BEGIN

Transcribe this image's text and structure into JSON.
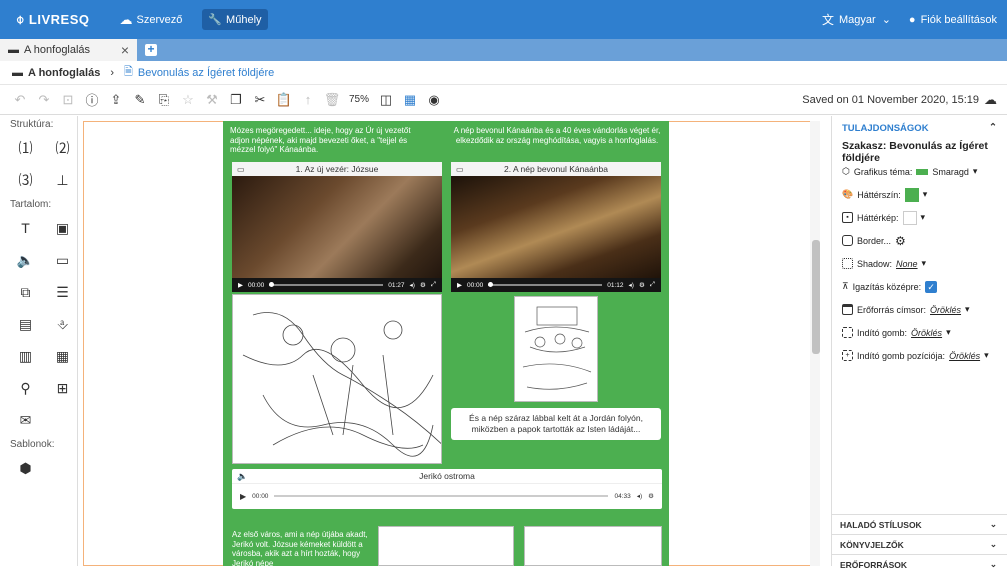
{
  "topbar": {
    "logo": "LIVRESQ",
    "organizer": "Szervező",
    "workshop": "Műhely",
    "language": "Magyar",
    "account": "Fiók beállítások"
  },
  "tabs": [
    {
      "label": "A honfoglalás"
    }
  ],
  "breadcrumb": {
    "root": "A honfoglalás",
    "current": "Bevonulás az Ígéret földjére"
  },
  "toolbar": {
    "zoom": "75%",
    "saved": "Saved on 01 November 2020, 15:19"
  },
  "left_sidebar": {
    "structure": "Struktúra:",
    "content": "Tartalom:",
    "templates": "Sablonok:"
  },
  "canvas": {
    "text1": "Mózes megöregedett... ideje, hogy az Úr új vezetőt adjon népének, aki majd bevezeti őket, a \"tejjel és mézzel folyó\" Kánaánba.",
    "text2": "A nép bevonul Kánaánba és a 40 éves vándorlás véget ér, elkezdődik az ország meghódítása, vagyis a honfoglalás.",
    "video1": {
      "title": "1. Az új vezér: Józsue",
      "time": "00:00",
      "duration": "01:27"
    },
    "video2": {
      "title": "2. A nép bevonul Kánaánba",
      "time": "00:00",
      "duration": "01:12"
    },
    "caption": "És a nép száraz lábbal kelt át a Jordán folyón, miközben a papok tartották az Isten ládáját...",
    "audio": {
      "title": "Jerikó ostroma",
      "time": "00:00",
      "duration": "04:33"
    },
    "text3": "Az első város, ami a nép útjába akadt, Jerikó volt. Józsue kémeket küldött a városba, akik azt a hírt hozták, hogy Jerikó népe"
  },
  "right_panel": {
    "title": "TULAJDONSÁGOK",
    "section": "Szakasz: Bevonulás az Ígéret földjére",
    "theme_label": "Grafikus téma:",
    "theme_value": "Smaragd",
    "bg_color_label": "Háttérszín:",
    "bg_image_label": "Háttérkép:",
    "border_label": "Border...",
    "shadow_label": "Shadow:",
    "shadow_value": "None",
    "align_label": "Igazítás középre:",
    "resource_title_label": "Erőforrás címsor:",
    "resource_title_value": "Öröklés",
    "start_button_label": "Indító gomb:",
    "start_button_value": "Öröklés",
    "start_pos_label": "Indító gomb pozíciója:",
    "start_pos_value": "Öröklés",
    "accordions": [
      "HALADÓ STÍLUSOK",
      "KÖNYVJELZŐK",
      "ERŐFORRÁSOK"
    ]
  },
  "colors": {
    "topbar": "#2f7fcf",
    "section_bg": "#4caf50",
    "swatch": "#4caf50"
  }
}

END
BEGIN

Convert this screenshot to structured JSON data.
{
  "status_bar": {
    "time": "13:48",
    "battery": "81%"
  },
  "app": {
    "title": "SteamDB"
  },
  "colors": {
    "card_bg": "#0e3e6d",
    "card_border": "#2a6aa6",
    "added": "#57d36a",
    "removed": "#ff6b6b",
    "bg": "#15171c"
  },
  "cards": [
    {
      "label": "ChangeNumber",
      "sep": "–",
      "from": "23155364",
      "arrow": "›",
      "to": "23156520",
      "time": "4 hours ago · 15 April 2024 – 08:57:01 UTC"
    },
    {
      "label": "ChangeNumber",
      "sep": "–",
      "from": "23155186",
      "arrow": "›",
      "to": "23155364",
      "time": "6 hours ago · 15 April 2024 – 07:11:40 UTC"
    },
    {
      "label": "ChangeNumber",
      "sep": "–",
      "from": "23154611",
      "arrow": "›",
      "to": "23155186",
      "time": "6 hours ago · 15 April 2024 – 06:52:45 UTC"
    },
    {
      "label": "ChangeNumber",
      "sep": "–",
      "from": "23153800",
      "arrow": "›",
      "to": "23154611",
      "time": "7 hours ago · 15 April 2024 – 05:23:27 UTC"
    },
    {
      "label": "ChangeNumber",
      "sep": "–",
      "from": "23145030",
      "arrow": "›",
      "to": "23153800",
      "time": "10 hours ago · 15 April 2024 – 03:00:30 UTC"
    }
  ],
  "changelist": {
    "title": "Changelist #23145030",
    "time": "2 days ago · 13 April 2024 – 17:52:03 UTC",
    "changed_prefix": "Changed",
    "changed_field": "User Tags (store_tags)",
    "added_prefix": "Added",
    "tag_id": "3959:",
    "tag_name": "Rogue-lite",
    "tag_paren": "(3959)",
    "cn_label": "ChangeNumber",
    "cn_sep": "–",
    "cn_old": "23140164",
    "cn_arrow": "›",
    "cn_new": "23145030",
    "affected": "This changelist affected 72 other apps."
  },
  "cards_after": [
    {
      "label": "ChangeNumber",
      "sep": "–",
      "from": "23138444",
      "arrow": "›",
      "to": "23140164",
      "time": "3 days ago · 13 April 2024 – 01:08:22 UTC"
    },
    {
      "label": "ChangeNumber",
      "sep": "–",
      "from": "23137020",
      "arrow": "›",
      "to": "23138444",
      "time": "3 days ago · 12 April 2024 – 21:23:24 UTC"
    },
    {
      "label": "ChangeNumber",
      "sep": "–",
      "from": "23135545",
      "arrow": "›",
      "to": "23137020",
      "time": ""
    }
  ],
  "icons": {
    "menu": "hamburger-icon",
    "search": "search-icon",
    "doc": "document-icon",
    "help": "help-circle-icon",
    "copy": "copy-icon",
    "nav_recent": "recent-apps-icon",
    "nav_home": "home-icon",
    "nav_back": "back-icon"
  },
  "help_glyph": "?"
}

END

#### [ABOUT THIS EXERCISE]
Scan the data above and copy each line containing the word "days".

#### [TASK OUTPUT]
    "time": "2 days ago · 13 April 2024 – 17:52:03 UTC",
      "time": "3 days ago · 13 April 2024 – 01:08:22 UTC"
      "time": "3 days ago · 12 April 2024 – 21:23:24 UTC"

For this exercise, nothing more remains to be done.